Five partners, three plaintiffs and two defendants – from the same extended family carried on a partnership. There was no written agreement.

The second defendant was married to the first defendant.

The partnership business was owning rental property (shops and units) and collecting rent. The first defendant took a leading role and was a paid a management fee. All partners were paid drawings, controlled by the first defendant.

Drawings were paid 1/4 to each plaintiff, and 1/8 each to the defendants.

The partnership was dissolved in 2019. Issues regarding public auction versus “buyout” of the partnership property arose.

The central issue: what was each partner’s entitlement?

The shops were owned 1/4 by each plaintiff with the defendant’s jointly the remaining 1/4. The units were owned with each partner having a 1/5 interest.

The plaintiffs contended for a “four quarters” approach to the units, and the defendant for a “five fifths” approach.

The first defendant historically signed off on partnership financials on the “four quarters” basis but later claimed to have done so without inquiry.

The defendants leant on s24 of the Partnership Act 1892 (NSW) asserting that all partners share equally in profits and losses absent other agreement.

The plaintiffs relied on s21 to argue assets bought with the partnership funds (as the units were) are partnership assets.

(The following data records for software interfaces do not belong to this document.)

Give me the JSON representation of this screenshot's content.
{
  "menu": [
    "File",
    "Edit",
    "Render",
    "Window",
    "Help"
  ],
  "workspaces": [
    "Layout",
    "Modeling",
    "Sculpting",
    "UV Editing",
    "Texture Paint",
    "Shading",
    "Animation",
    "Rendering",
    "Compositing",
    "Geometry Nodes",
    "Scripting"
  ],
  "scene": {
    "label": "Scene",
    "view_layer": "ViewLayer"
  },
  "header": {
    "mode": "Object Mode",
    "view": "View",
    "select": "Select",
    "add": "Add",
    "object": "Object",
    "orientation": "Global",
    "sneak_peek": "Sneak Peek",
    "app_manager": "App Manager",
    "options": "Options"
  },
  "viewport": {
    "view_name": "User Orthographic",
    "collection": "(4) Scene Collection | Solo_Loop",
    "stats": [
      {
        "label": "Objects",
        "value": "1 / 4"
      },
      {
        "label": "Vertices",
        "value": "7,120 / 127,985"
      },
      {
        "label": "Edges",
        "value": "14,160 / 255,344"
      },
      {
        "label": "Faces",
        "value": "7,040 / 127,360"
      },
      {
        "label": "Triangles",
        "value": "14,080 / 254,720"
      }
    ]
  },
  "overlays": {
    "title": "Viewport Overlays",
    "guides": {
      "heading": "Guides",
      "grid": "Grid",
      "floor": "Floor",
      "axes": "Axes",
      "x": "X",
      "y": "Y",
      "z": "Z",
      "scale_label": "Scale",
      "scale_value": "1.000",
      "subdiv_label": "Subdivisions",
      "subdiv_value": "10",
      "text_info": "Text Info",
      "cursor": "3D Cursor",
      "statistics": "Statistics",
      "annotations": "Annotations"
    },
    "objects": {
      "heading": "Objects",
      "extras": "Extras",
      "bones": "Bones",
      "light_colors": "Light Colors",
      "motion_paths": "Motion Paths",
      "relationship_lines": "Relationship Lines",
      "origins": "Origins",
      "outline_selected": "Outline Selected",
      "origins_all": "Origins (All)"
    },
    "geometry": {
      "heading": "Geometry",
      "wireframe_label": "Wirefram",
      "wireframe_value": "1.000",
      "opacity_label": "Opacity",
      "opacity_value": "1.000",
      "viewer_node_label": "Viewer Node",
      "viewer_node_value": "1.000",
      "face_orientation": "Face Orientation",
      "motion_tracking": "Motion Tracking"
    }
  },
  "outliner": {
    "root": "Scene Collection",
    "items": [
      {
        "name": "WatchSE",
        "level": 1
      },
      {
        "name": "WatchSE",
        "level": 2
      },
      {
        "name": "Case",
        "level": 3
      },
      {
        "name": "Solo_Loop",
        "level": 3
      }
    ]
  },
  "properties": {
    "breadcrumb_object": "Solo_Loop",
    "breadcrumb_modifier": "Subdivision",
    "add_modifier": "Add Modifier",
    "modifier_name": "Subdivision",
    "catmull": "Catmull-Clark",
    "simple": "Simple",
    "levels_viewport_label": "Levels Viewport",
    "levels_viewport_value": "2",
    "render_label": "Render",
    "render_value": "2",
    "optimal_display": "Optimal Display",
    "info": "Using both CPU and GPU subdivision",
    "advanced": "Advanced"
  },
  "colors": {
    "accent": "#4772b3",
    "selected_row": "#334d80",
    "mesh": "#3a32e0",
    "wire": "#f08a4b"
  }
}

The plaintiffs said they had no knowledge of the units being purchased in “five fifths” and did not look closely at the sale contracts and letters received in relation to the sale – an error “on par” with the first defendant’s ignorance of the financial documents he signed.

The financial records of the partnership had similar discrepancies; sometimes “four quarters”, sometimes “five fifths” and sometimes another basis.

The plaintiffs were unsophisticated and relied on the first defendant to manage the partnership’s affairs.

The solicitor who acted for the partners on purchasing the units gave basic conveyancing advice, not partnership “structure” advice.

In favour of “five fifths”: the plaintiffs signed contracts, accepted payments, and managed their tax affairs on this basis.

In favour of “four quarters”: the units were bought with partnership money, drawings were paid on this basis, the first defendant was paid a management fee, there was no agreement to vary the partnership proportion, and successive financial statements were prepared on this basis.

The Court found, on balance, “four quarters”.

If you require assistance with any kind of corporate dispute you should seek legal advice.

Our team of qualified corporate and commercial lawyers at Chamberlains Law Firm can assist you with these issues to ensure that the dispute is managed correctly.